In fact, the concept of the Grand Delusion is amazing. To put it succinctly: the Akibarangers don’t exist, and don’t have a giant robot. When they transform, they share a mental illusion. The second episode shows their fight from the first from the real-world perspective, and it’s hilarious to see the trio swinging and hitting air in front of a restaurant as people walk by, staring. It turns out someone called the cops, who took care of the villains they thought they were fighting. In the second episode, they get hyped to fight with a giant robot, but Machine Itassher (the aforementioned Toyota Prius) is too insane for them at the moment; they need to lose more reality to have a cool giant robot battle.

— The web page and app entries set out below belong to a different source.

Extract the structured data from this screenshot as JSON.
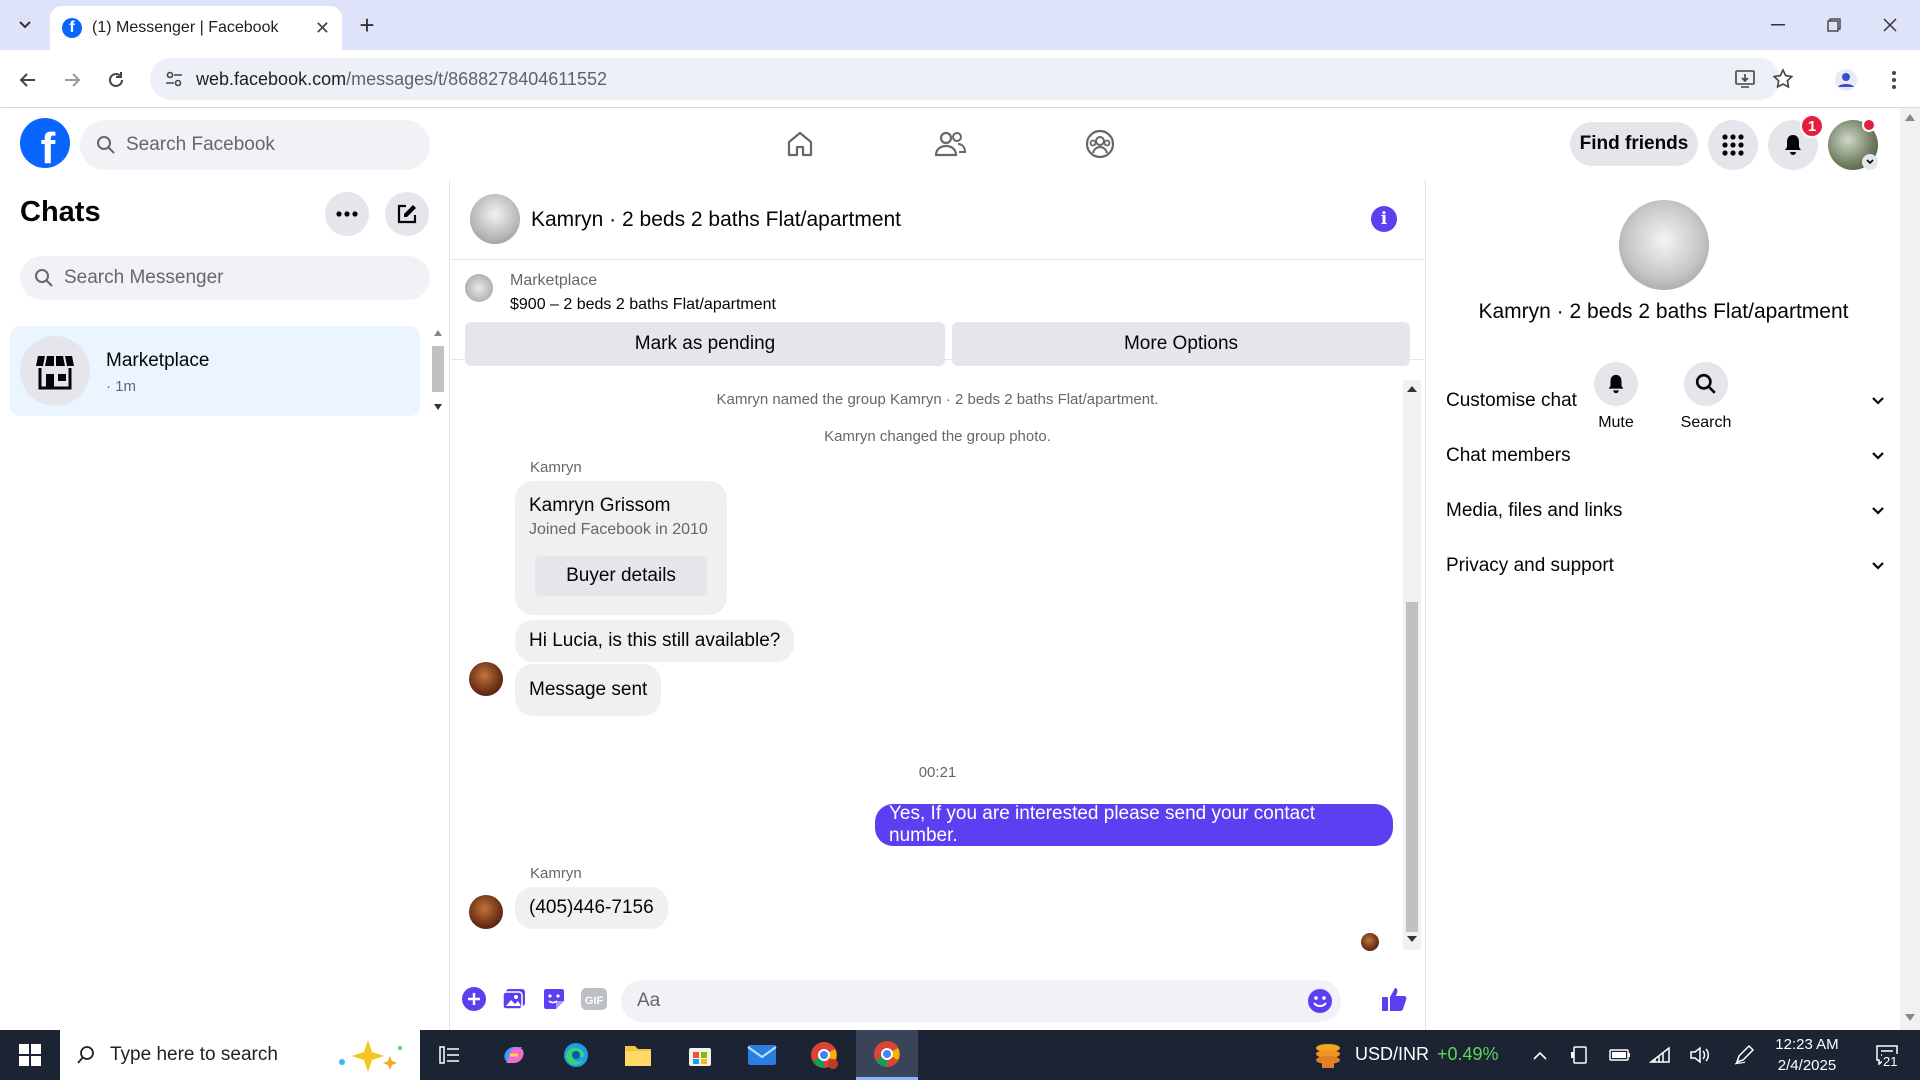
{
  "browser": {
    "tab_title": "(1) Messenger | Facebook",
    "url_host": "web.facebook.com",
    "url_path": "/messages/t/8688278404611552"
  },
  "fb_header": {
    "search_placeholder": "Search Facebook",
    "find_friends": "Find friends",
    "notification_count": "1"
  },
  "chats": {
    "title": "Chats",
    "search_placeholder": "Search Messenger",
    "items": [
      {
        "name": "Marketplace",
        "time": "· 1m"
      }
    ]
  },
  "conversation": {
    "title": "Kamryn · 2 beds 2 baths Flat/apartment",
    "marketplace_label": "Marketplace",
    "listing": "$900 – 2 beds 2 baths Flat/apartment",
    "mark_pending": "Mark as pending",
    "more_options": "More Options",
    "system_messages": [
      "Kamryn named the group Kamryn · 2 beds 2 baths Flat/apartment.",
      "Kamryn changed the group photo."
    ],
    "sender_name": "Kamryn",
    "profile_card": {
      "name": "Kamryn Grissom",
      "joined": "Joined Facebook in 2010",
      "button": "Buyer details"
    },
    "incoming_1": "Hi Lucia, is this still available?",
    "incoming_2": "Message sent",
    "timestamp": "00:21",
    "outgoing_1": "Yes, If you are interested please send your contact number.",
    "sender_name_2": "Kamryn",
    "incoming_3": "(405)446-7156",
    "composer_placeholder": "Aa"
  },
  "info_panel": {
    "title": "Kamryn · 2 beds 2 baths Flat/apartment",
    "mute": "Mute",
    "search": "Search",
    "sections": [
      "Customise chat",
      "Chat members",
      "Media, files and links",
      "Privacy and support"
    ]
  },
  "taskbar": {
    "search_placeholder": "Type here to search",
    "ticker_label": "USD/INR",
    "ticker_change": "+0.49%",
    "time": "12:23 AM",
    "date": "2/4/2025",
    "notif_count": "21"
  },
  "colors": {
    "accent": "#5b3ff0",
    "fb_blue": "#0866ff",
    "badge_red": "#e41e3f",
    "selected_chat_bg": "#ebf5ff"
  }
}
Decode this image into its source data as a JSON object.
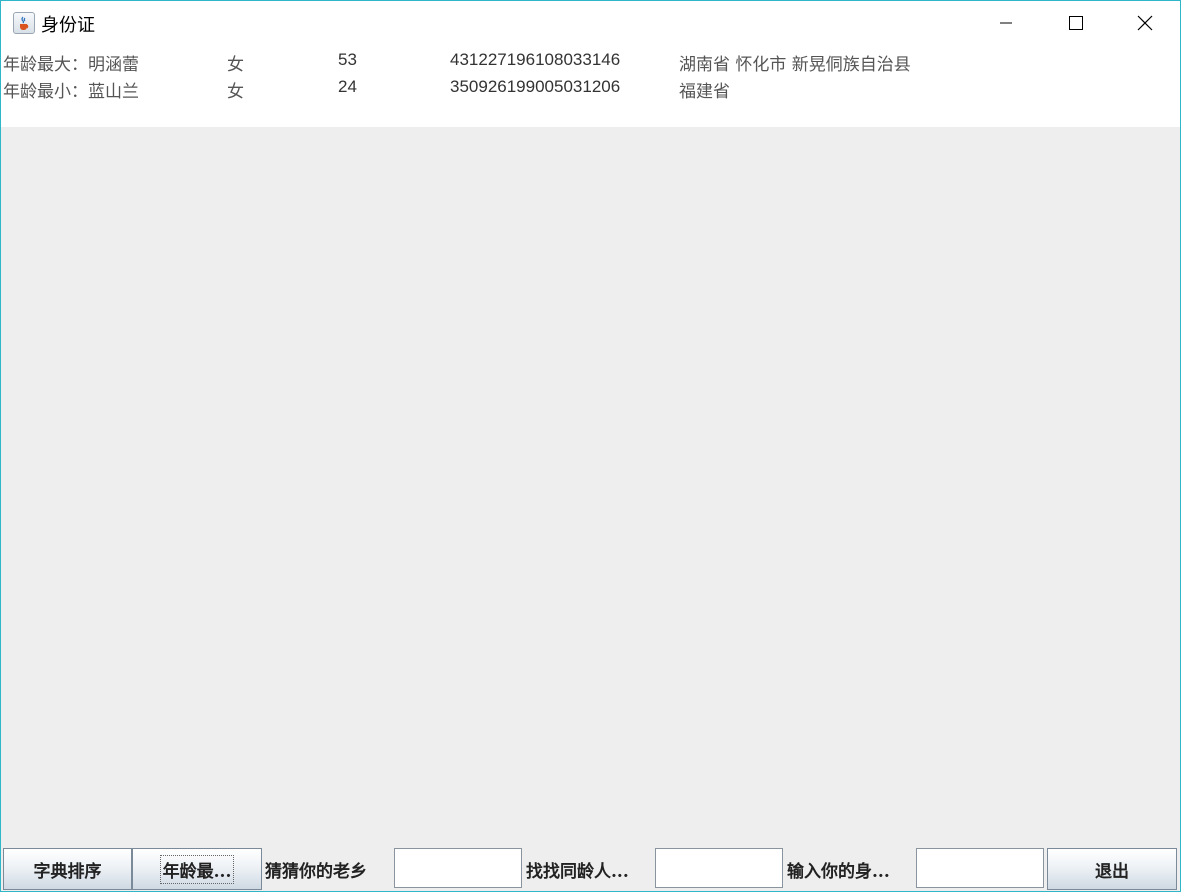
{
  "window": {
    "title": "身份证",
    "icon": "java-cup-icon",
    "border_color": "#2fb6c9"
  },
  "results": [
    {
      "name": "年龄最大：明涵蕾",
      "gender": "女",
      "age": "53",
      "id": "431227196108033146",
      "address": "湖南省 怀化市 新晃侗族自治县"
    },
    {
      "name": "年龄最小：蓝山兰",
      "gender": "女",
      "age": "24",
      "id": "350926199005031206",
      "address": "福建省"
    }
  ],
  "toolbar": {
    "sort_label": "字典排序",
    "age_extreme_label": "年龄最...",
    "hometown_label": "猜猜你的老乡",
    "hometown_value": "",
    "same_age_label": "找找同龄人...",
    "same_age_value": "",
    "input_id_label": "输入你的身...",
    "input_id_value": "",
    "exit_label": "退出"
  }
}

If you’re a fan of moe, you’ll be sorely insulted … or find it hilarious. “Moe” is the dangerous trend of anime girls being cute and deadly, or some other odd combination (epitomized by Karl Olson in http:https://karlrolson.com/nerd2x.php?id=wetm). The fans of the show-within-a-show are all gangly nerds (or, in AkibaBlue’s case, try to hide it), presented as a plague on society; in fact, the motivation of the villains is to destroy Akihabara, as it’s dangerous to Japan’s culture. Sadly, the second episode doesn’t actually feature any animation or imagined dialogue with the lead girl, but it does feature a theme song of hers being used to transform Machine Itassher. Z-Cune Aoi is ever-present, but more as a cultural touchstone than a plot point; future episodes might change this.
Chances are, we’ll never see Unofficial Sentai Akibaranger in America. The amount of footage actually usable in a Power Rangers series is minimal (it’s doubtful Saban would let a Yellow Ranger get groped and have a Blue Ranger get spanked), and yet, it’s purported 12-13 episode run would make it an amazing fit for a single-series set. FUNimation has dipped their toe in the tokusatsu waters with Zebraman 2: Attack on Zebra City, and there’s enough interest in “Adult Power Rangers” in America to get stuff like Sexy Rangers and such on shelves. If the title could be legally wrangled into this country, it’d be a great set to have. Until then, it looks like fans might have to settle with fan subs and the action figures found at anime conventions.
I can’t recommend the series enough to track down; if you’ve ever seen an episode of Power Rangers and wondered what was up with the explosions behind them as they pose, this series will at least lampshade it for you.